Assignment.
The records that follow need to be output exactly as they are.

--------

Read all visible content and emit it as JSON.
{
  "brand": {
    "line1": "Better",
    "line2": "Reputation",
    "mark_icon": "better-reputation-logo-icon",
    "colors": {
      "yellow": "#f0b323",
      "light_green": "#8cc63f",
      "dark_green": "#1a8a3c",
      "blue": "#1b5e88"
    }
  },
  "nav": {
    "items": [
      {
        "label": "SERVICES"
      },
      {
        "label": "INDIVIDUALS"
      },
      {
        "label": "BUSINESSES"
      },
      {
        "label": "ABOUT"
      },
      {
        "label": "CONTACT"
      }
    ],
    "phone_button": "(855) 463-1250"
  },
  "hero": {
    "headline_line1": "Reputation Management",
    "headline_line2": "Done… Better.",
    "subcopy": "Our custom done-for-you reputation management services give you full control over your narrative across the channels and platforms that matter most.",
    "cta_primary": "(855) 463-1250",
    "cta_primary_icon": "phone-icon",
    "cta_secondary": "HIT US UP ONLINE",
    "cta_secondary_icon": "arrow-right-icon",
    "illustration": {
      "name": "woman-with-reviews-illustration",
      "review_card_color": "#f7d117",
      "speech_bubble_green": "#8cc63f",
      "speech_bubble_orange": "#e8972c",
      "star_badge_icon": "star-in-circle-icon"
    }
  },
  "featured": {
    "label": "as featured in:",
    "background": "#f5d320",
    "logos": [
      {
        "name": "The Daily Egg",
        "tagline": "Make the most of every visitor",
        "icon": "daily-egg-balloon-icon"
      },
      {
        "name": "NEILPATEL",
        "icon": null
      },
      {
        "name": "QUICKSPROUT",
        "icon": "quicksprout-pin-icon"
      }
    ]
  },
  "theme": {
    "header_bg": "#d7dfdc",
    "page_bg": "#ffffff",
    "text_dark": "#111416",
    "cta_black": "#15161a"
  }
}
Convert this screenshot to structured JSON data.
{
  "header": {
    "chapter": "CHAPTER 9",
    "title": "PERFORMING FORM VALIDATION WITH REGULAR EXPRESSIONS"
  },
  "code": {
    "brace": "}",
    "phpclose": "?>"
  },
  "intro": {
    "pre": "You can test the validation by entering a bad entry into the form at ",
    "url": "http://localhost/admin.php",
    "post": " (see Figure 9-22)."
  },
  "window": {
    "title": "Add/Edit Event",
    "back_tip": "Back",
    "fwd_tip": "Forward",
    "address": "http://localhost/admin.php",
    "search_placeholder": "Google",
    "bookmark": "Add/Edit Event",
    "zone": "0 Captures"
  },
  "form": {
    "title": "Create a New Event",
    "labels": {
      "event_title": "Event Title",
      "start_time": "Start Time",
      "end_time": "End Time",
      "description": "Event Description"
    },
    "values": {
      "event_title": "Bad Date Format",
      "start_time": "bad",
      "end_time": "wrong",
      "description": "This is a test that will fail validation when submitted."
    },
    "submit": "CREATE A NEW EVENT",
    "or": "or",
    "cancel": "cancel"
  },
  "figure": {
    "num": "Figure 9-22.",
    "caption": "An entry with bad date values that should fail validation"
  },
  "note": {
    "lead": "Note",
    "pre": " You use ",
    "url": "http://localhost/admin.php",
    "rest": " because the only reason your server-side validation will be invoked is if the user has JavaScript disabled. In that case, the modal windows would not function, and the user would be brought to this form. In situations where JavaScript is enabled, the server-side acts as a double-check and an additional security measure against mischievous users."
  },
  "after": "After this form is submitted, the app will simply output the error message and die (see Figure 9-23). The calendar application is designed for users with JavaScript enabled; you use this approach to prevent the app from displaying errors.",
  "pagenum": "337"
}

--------

Expected output.
Read all visible content and emit it as JSON.
{
  "brand": {
    "line1": "Better",
    "line2": "Reputation",
    "mark_icon": "better-reputation-logo-icon",
    "colors": {
      "yellow": "#f0b323",
      "light_green": "#8cc63f",
      "dark_green": "#1a8a3c",
      "blue": "#1b5e88"
    }
  },
  "nav": {
    "items": [
      {
        "label": "SERVICES"
      },
      {
        "label": "INDIVIDUALS"
      },
      {
        "label": "BUSINESSES"
      },
      {
        "label": "ABOUT"
      },
      {
        "label": "CONTACT"
      }
    ],
    "phone_button": "(855) 463-1250"
  },
  "hero": {
    "headline_line1": "Reputation Management",
    "headline_line2": "Done… Better.",
    "subcopy": "Our custom done-for-you reputation management services give you full control over your narrative across the channels and platforms that matter most.",
    "cta_primary": "(855) 463-1250",
    "cta_primary_icon": "phone-icon",
    "cta_secondary": "HIT US UP ONLINE",
    "cta_secondary_icon": "arrow-right-icon",
    "illustration": {
      "name": "woman-with-reviews-illustration",
      "review_card_color": "#f7d117",
      "speech_bubble_green": "#8cc63f",
      "speech_bubble_orange": "#e8972c",
      "star_badge_icon": "star-in-circle-icon"
    }
  },
  "featured": {
    "label": "as featured in:",
    "background": "#f5d320",
    "logos": [
      {
        "name": "The Daily Egg",
        "tagline": "Make the most of every visitor",
        "icon": "daily-egg-balloon-icon"
      },
      {
        "name": "NEILPATEL",
        "icon": null
      },
      {
        "name": "QUICKSPROUT",
        "icon": "quicksprout-pin-icon"
      }
    ]
  },
  "theme": {
    "header_bg": "#d7dfdc",
    "page_bg": "#ffffff",
    "text_dark": "#111416",
    "cta_black": "#15161a"
  }
}
Convert this screenshot to structured JSON data.
{
  "header": {
    "chapter": "CHAPTER 9",
    "title": "PERFORMING FORM VALIDATION WITH REGULAR EXPRESSIONS"
  },
  "code": {
    "brace": "}",
    "phpclose": "?>"
  },
  "intro": {
    "pre": "You can test the validation by entering a bad entry into the form at ",
    "url": "http://localhost/admin.php",
    "post": " (see Figure 9-22)."
  },
  "window": {
    "title": "Add/Edit Event",
    "back_tip": "Back",
    "fwd_tip": "Forward",
    "address": "http://localhost/admin.php",
    "search_placeholder": "Google",
    "bookmark": "Add/Edit Event",
    "zone": "0 Captures"
  },
  "form": {
    "title": "Create a New Event",
    "labels": {
      "event_title": "Event Title",
      "start_time": "Start Time",
      "end_time": "End Time",
      "description": "Event Description"
    },
    "values": {
      "event_title": "Bad Date Format",
      "start_time": "bad",
      "end_time": "wrong",
      "description": "This is a test that will fail validation when submitted."
    },
    "submit": "CREATE A NEW EVENT",
    "or": "or",
    "cancel": "cancel"
  },
  "figure": {
    "num": "Figure 9-22.",
    "caption": "An entry with bad date values that should fail validation"
  },
  "note": {
    "lead": "Note",
    "pre": " You use ",
    "url": "http://localhost/admin.php",
    "rest": " because the only reason your server-side validation will be invoked is if the user has JavaScript disabled. In that case, the modal windows would not function, and the user would be brought to this form. In situations where JavaScript is enabled, the server-side acts as a double-check and an additional security measure against mischievous users."
  },
  "after": "After this form is submitted, the app will simply output the error message and die (see Figure 9-23). The calendar application is designed for users with JavaScript enabled; you use this approach to prevent the app from displaying errors.",
  "pagenum": "337"
}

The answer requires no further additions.